I went to one of the Birmingham Book Festival events earlier this week, and saw the British playwright, David Edgar, talk about How Plays Work. At one point Edgar talks about the particular problems that romantic comedy presents in the construction of a drama, basically because everyone knows how it’s going to end (unless it’s Jane Austen’s Emma, he said) so you’ve got to draw in quite sophisticated devices to keep the audience interested. So when he was writing his book, How plays work, he really wanted to quote a few passages from Nora Ephron, screenwriter of Sleepless in Seattle et al, but has found, over the years, that it’s almost impossible to obtain permission for quoting passages from film screenplays, because of the over-protectiveness of the entertainment industry towards its own intellectual property (last clause is my words rather than Edgar’s). Just to make sure that I’ve driven this point home, he was prevented from reproducing a few lines in the pursuit of scholarly endeavour together with a full acknowledgement, rather than photocopying an entire script.
It should come as no surprise to anyone who attended Internet Librarian International on Thursday that all of this sprung readily to mind when listening to Cory Doctorow’s opening keynote speech. Doctorow drew a picture of a group of elite broadcasters deciding what we’ll look at and delivering a glossy production to entertain us all. This wouldn’t be a problem, he said (although I find that debatable), except that those people have the ear of lawmakers, and are intent on using that to preserve their privileges.
It’s interesting to have a Canadian point out that in the UK here is no right to parody – and that use of copyright material to parody can constitute copyright infringement or even libel. I had no idea that this was the case, and can only think that the British sense of humour, surely one of the best reasons to live in the UK, is some sort of miracle. Doctorow used this to demonstrate that every country has its own information regulations and legislation. However, international treaties have begun to harmonise right-holder rights. These agreements effectively set a minimum floor for right-holder privilege, but unfortunately no ceiling, and Doctorow argues that this means that public rights vary from one country to another.
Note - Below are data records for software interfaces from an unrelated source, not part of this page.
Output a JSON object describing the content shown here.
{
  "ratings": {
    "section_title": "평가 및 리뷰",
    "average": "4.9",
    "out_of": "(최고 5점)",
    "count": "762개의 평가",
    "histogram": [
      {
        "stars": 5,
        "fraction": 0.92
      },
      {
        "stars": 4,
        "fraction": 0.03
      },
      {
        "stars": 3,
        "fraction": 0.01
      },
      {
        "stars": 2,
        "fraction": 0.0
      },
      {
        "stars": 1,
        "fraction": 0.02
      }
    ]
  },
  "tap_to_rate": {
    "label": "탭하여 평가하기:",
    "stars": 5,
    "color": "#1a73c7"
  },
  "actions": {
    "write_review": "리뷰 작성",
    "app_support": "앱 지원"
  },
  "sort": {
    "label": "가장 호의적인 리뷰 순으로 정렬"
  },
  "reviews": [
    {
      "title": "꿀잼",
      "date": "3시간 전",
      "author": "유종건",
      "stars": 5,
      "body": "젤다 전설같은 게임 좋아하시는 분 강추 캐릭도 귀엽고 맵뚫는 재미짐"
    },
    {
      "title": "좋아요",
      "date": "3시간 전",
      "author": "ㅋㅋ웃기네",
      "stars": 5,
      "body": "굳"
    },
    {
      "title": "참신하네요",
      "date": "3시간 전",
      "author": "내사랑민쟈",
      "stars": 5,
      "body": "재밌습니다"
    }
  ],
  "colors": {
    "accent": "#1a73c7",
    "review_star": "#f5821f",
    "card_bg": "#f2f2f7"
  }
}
Doctorow then turned his attention to Google Books Search, focusing on the contentious issue of whether making copies for the purposes of indexing is unlawful. If enacted, every search engine will be breaking the law, and this would effectively break the web. Copying is just about as difficult today as it’s ever going to be, as a combination of capacious hardware and usable networks means that copying (which was technically a lot more difficult at the time when copyright laws were originally formulated) is going to get easier and easier.
He outlined a number of scenarios to illustrate our dependence on the web. The idea of trying to do my job without the internet certainly chimed with me. I’d struggle without RSS and Delicious, let alone Google. If we’re not careful, then, all these activities will find themselves regulated under copyright legislation, because almost every online activity involves copying in some way.
In the UK, the Gowers Review of Intellectual Property, authored, unusually, by an economist rather than representative from the entertainment or publishing industry, pointed out that copyright doesn’t actually deliver much in terms of economic value. Copyright protection won’t encourage dead artists to produce more work anytime soon.
Doctorow argued that information is a means to an end – it’s about helping people to do interesting things with information, rather than making information an endlessly tradable commodity per se. And with the dramatically lower costs of coordination brought about by the network, it is actually information technology that is the engine, so cutting off the use of IT will be far more economically damaging than cutting off the privileges of the entertainments industry.
He also drew our attention to ACTA – the anti-counterfeiting trade agreement, currently being hammered out in secret. Four key elements of ACTA are:
- The three-strike rule. This has just been passed in France, and is under consideration in the UK. It means that anyone who is accused (as opposed to convicted, which apparently is too expensive to implement!) three times of copyright infringement, then your ISP will cut off your access to the internet. All the benefits of the internet become subject to the capriciousness of the entertainment and publishing industries, Doctorow argued.
- Criminal sanctions for non-commercial infringements so your children are liable to gaol time if caught trading files
- Proposals to wire tap the whole of the internet to detect copyright infringement
- Searching at borders of hard drives including archiving of private information.
To say the least this is heavy-handed, removing any vestiges of a right to privacy or to a fair trial, and there’s no reason to believe that this will stop infringers who use sophisticated mechanisms to avoid detection. American NGOs have apparently requested details of the treaty, under the Freedom of Information act, but the Obama administration has refused, saying it’s a matter of national security.
Depressing stuff. But like many people, I was heartened by developments in the UK this week, when pressure in the blogosphere and on Twitter effectively broke a super-injunction served on the Guardian preventing any reporting about a Parliamentary question concerning the actions of oil traders, Trafigura. Society gets the freedom(s) it deserves, and there is more scope for disruption than we often realise.